Louise Mensch took to Twitter this morning, proclaiming that the Human Rights Act 1998 is loathed by the public, is drafted too broadly, and is a terrible law:
Is it a badly drafted law? In very simple terms (and it is a very simple Act), all the HRA says is that we have to take notice of the European Convention on Human Rights when interpreting law and interpret it in line with the Convention. If that cannot be done, the judge must issue a declaration of incompatibility, which is to say, asks Parliament to have a re-look at it. By my maths, there have been about 20 declarations which have been upheld and lead to a change since the Act came into force. The Act also states that public bodies cannot act in a way incompatible with the Convention.
The Convention was drafted after World War II to ensure the horrors of that era were not repeated. The Convention itself is incredibly simple to read, and in terms of drafting it, er… well, we are largely responsible for that, via Sir David Maxwell Fyfe. But you know, history, who needs to know that?
Do the public loathe it? What is to loathe? The rights protected are:
The right to life -which talks not only about capital punishment, but also about the right to defend yourself using necessary force;
The prohibition of torture and inhuman and degrading treatment;
The prohibition of slavery and forced labour;

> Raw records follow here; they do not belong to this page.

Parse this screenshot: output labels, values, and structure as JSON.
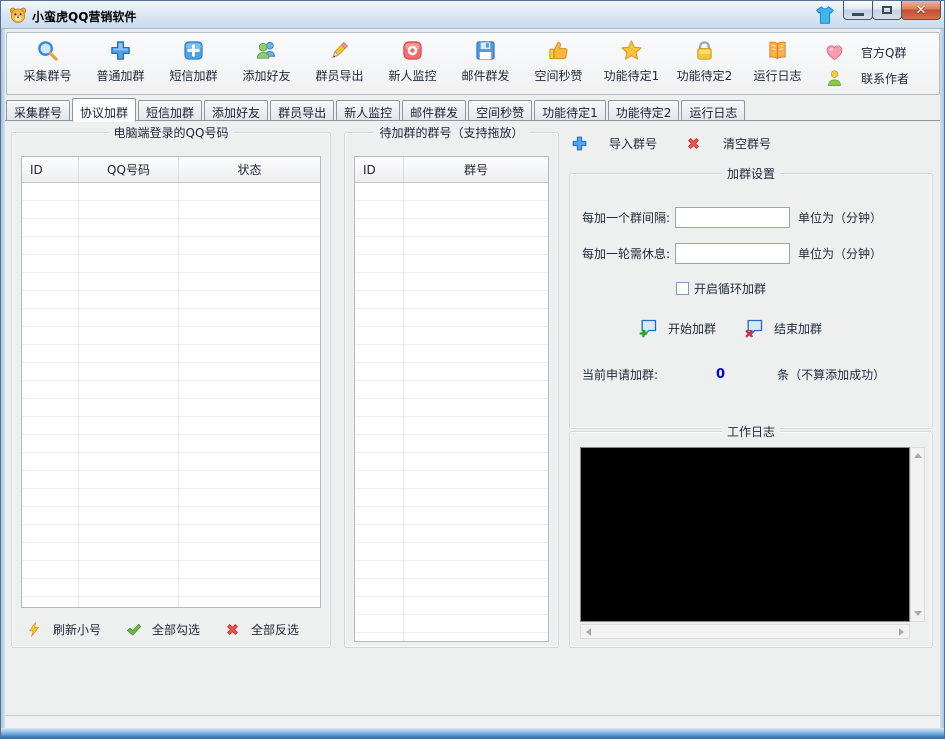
{
  "window": {
    "title": "小蛮虎QQ营销软件"
  },
  "toolbar": {
    "items": [
      {
        "label": "采集群号",
        "icon": "search-icon"
      },
      {
        "label": "普通加群",
        "icon": "plus-icon"
      },
      {
        "label": "短信加群",
        "icon": "plus-square-icon"
      },
      {
        "label": "添加好友",
        "icon": "users-icon"
      },
      {
        "label": "群员导出",
        "icon": "pencil-icon"
      },
      {
        "label": "新人监控",
        "icon": "record-icon"
      },
      {
        "label": "邮件群发",
        "icon": "floppy-icon"
      },
      {
        "label": "空间秒赞",
        "icon": "thumbs-up-icon"
      },
      {
        "label": "功能待定1",
        "icon": "star-icon"
      },
      {
        "label": "功能待定2",
        "icon": "lock-icon"
      },
      {
        "label": "运行日志",
        "icon": "book-icon"
      }
    ],
    "right": [
      {
        "label": "官方Q群",
        "icon": "heart-icon"
      },
      {
        "label": "联系作者",
        "icon": "person-icon"
      }
    ]
  },
  "tabs": {
    "items": [
      "采集群号",
      "协议加群",
      "短信加群",
      "添加好友",
      "群员导出",
      "新人监控",
      "邮件群发",
      "空间秒赞",
      "功能待定1",
      "功能待定2",
      "运行日志"
    ],
    "active_index": 1
  },
  "left_panel": {
    "title": "电脑端登录的QQ号码",
    "columns": [
      "ID",
      "QQ号码",
      "状态"
    ],
    "rows": [],
    "buttons": [
      {
        "label": "刷新小号",
        "icon": "lightning-icon"
      },
      {
        "label": "全部勾选",
        "icon": "check-icon"
      },
      {
        "label": "全部反选",
        "icon": "red-x-icon"
      }
    ]
  },
  "middle_panel": {
    "title": "待加群的群号（支持拖放）",
    "columns": [
      "ID",
      "群号"
    ],
    "rows": []
  },
  "right_panel": {
    "import_button": "导入群号",
    "clear_button": "清空群号",
    "settings": {
      "title": "加群设置",
      "interval_label": "每加一个群间隔:",
      "interval_value": "",
      "interval_unit": "单位为（分钟）",
      "rest_label": "每加一轮需休息:",
      "rest_value": "",
      "rest_unit": "单位为（分钟）",
      "loop_checkbox_label": "开启循环加群",
      "loop_checked": false,
      "start_button": "开始加群",
      "stop_button": "结束加群",
      "counter_label": "当前申请加群:",
      "counter_value": "0",
      "counter_suffix": "条（不算添加成功）"
    },
    "log": {
      "title": "工作日志",
      "content": ""
    }
  },
  "colors": {
    "accent_blue": "#2a7fd4",
    "counter_blue": "#0000d4",
    "close_red": "#c14f30",
    "log_background": "#000000"
  }
}
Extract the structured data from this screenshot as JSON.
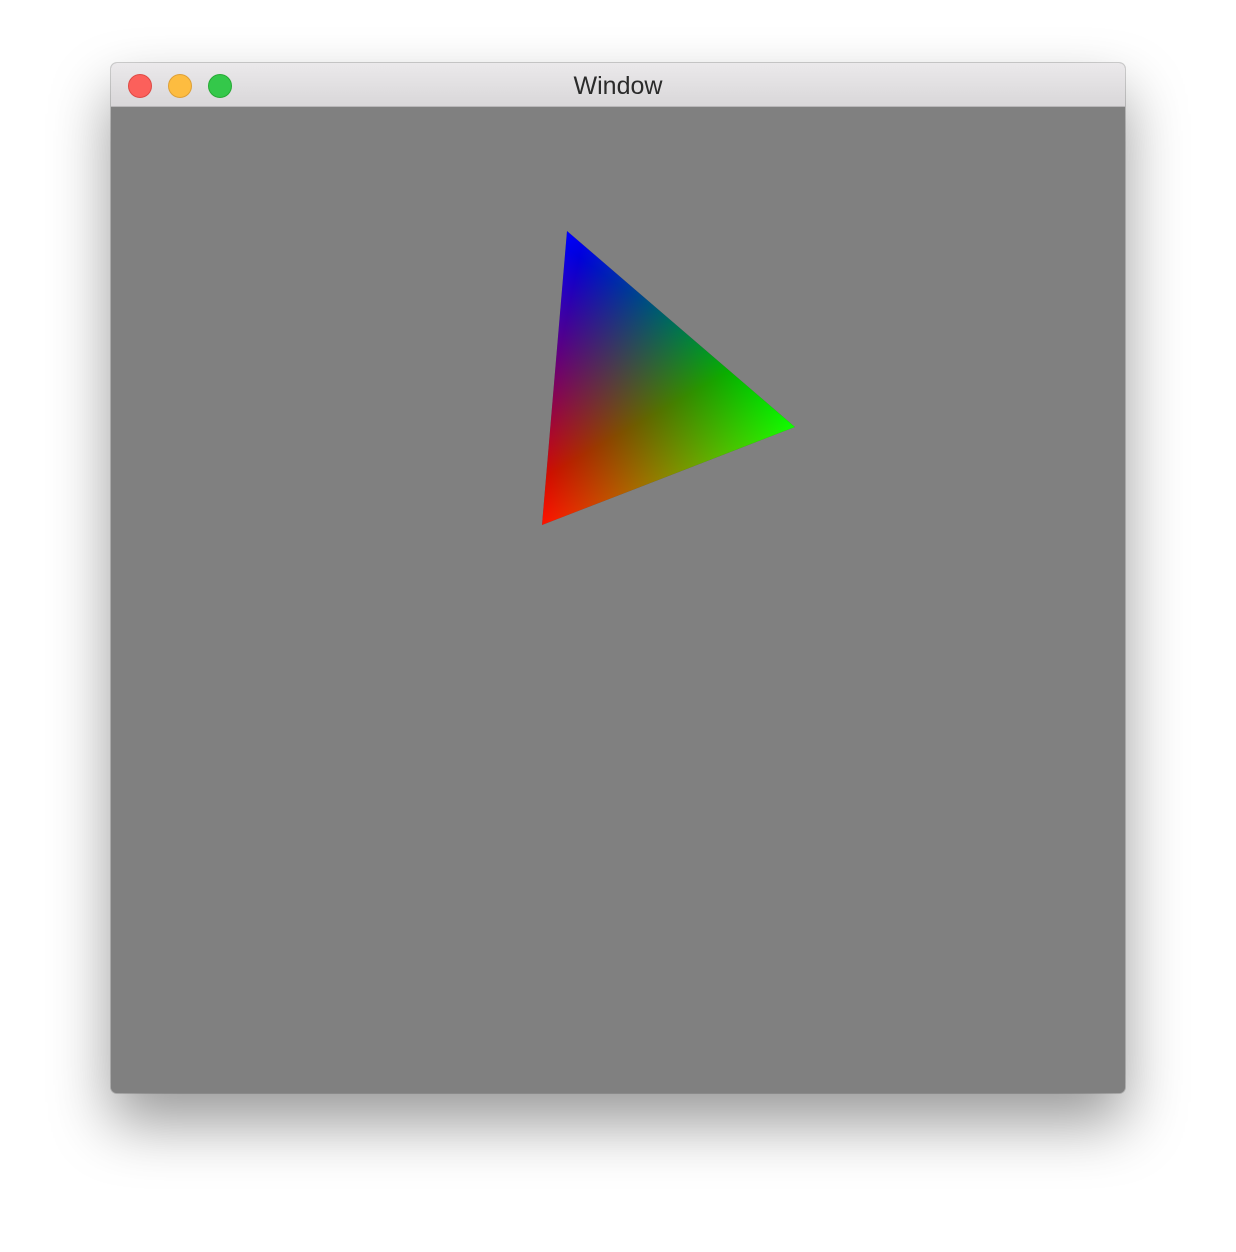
{
  "window": {
    "title": "Window"
  },
  "controls": {
    "close": "close-button",
    "minimize": "minimize-button",
    "zoom": "zoom-button"
  },
  "colors": {
    "background": "#808080",
    "vertex_top": "#0000ff",
    "vertex_right": "#00ff00",
    "vertex_bottom": "#ff0000"
  }
}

The right to liberty and security, with limits placed on the infringement of the right to liberty where the detention is lawful;
The right to a fair trial – which every advocate I know has used at least once;
No punishment without law, which means that you cannot be punished for an act which was lawful at the time of commission, nor can you be sentenced greater than the sentence which would have existed at the time of the act should it have been unlawful;
The right to respect for your private and family life. Some of the first cases using the HRA were under this provision;
The right to freedom of thought, conscience and religion – I may not believe in sky fairies, but I will defend your right to;
The right to freedom of expression – which albeit qualified, means I can write stuff like this;
The right to freedom of assembly and association;
The right to marry – which sadly has so far been read to mean opposite sex marriage, although the Convention as drafted is not explicit;
The right to an effective remedy – that is, when rights under the Convention are breached, there must be a remedy before a national court;
The prohibition on discrimination;
There are a few other articles – for instance, allowing states to limit the political activities of ‘aliens’ (that’s foreigners, not little green men), and allowing states to derogate from the Convention in times of war or public emergency.
What the public seem the loathe is the Daily Mail/Conservative Party version of the Human Rights Act – that which tells us that owning a cat allows an illegal immigrant to stay here. However, as has been demonstrated, that version of the HRA just simply isn’t true.
Is it a terrible law? I fail to see how it is, although I will accept it seems to be a law which annoys governments – especially this one. To me that makes it a good law, one which is doing the job it was intended to do. It is a law which requires fairness, basic standards and refuses to allow public bodies to over-step the mark. For the life of me, I can’t think why they don’t like it.